== Required work ==
Return the records below in full. Keep every word exact and skip the images.

(Stored data)
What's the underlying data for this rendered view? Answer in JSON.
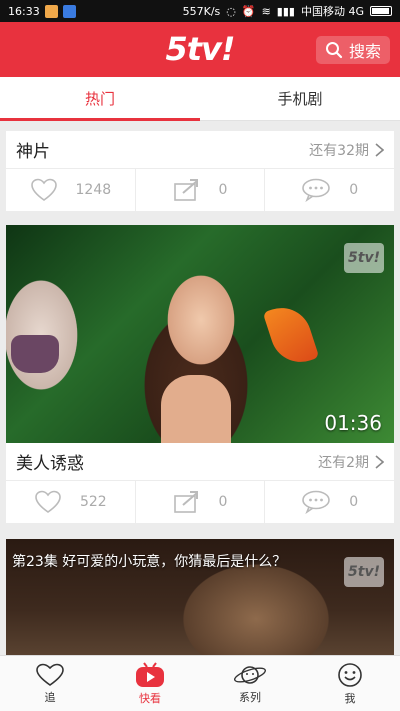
{
  "status_bar": {
    "time": "16:33",
    "speed": "557K/s",
    "carrier": "中国移动 4G"
  },
  "header": {
    "logo": "5tv!",
    "search_label": "搜索"
  },
  "tabs": [
    {
      "label": "热门",
      "active": true
    },
    {
      "label": "手机剧",
      "active": false
    }
  ],
  "cards": [
    {
      "title": "神片",
      "more": "还有32期",
      "likes": "1248",
      "shares": "0",
      "comments": "0"
    },
    {
      "title": "美人诱惑",
      "more": "还有2期",
      "duration": "01:36",
      "watermark": "5tv!",
      "likes": "522",
      "shares": "0",
      "comments": "0"
    },
    {
      "episode_title": "第23集 好可爱的小玩意，你猜最后是什么？",
      "watermark": "5tv!"
    }
  ],
  "bottom_nav": [
    {
      "label": "追",
      "icon": "heart-icon"
    },
    {
      "label": "快看",
      "icon": "play-tv-icon",
      "active": true
    },
    {
      "label": "系列",
      "icon": "planet-icon"
    },
    {
      "label": "我",
      "icon": "smiley-icon"
    }
  ],
  "colors": {
    "brand_red": "#e8323e"
  }
}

== Output for this exercise ==
What's the underlying data for this rendered view? Answer in JSON.
{
  "status_bar": {
    "time": "16:33",
    "speed": "557K/s",
    "carrier": "中国移动 4G"
  },
  "header": {
    "logo": "5tv!",
    "search_label": "搜索"
  },
  "tabs": [
    {
      "label": "热门",
      "active": true
    },
    {
      "label": "手机剧",
      "active": false
    }
  ],
  "cards": [
    {
      "title": "神片",
      "more": "还有32期",
      "likes": "1248",
      "shares": "0",
      "comments": "0"
    },
    {
      "title": "美人诱惑",
      "more": "还有2期",
      "duration": "01:36",
      "watermark": "5tv!",
      "likes": "522",
      "shares": "0",
      "comments": "0"
    },
    {
      "episode_title": "第23集 好可爱的小玩意，你猜最后是什么？",
      "watermark": "5tv!"
    }
  ],
  "bottom_nav": [
    {
      "label": "追",
      "icon": "heart-icon"
    },
    {
      "label": "快看",
      "icon": "play-tv-icon",
      "active": true
    },
    {
      "label": "系列",
      "icon": "planet-icon"
    },
    {
      "label": "我",
      "icon": "smiley-icon"
    }
  ],
  "colors": {
    "brand_red": "#e8323e"
  }
}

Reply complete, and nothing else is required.